● How to complete this task
For each line in the data below that holds "синапсов", return a copy.

------------------------------

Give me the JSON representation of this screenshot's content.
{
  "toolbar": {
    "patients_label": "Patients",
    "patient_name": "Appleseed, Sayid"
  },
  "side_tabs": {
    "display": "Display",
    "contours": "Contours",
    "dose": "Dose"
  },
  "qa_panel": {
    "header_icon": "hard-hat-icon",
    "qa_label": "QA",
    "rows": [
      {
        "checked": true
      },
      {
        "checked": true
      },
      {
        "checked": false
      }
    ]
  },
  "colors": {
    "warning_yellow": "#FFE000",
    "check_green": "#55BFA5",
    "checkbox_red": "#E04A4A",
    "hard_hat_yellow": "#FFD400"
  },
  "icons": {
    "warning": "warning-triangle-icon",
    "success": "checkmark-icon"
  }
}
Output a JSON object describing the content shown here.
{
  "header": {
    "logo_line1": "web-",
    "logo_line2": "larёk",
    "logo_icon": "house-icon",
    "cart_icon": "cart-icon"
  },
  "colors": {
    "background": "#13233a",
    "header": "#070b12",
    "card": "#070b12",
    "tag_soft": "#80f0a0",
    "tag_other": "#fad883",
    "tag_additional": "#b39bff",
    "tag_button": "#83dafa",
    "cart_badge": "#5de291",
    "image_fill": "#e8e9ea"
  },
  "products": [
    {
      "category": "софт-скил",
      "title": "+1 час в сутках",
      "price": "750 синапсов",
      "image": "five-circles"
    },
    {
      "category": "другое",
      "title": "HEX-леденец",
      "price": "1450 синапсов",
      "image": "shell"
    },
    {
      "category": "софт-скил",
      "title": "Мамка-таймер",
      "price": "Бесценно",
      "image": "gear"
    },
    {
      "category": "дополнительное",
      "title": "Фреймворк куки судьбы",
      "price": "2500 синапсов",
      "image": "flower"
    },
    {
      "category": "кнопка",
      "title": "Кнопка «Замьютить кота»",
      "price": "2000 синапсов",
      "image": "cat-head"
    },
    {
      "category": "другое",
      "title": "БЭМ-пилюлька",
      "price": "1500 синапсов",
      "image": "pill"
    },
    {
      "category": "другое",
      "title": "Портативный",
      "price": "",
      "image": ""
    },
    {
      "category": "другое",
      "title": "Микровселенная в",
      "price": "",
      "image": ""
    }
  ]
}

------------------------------

● Written response
      "price": "750 синапсов",
      "price": "1450 синапсов",
      "price": "2500 синапсов",
      "price": "2000 синапсов",
      "price": "1500 синапсов",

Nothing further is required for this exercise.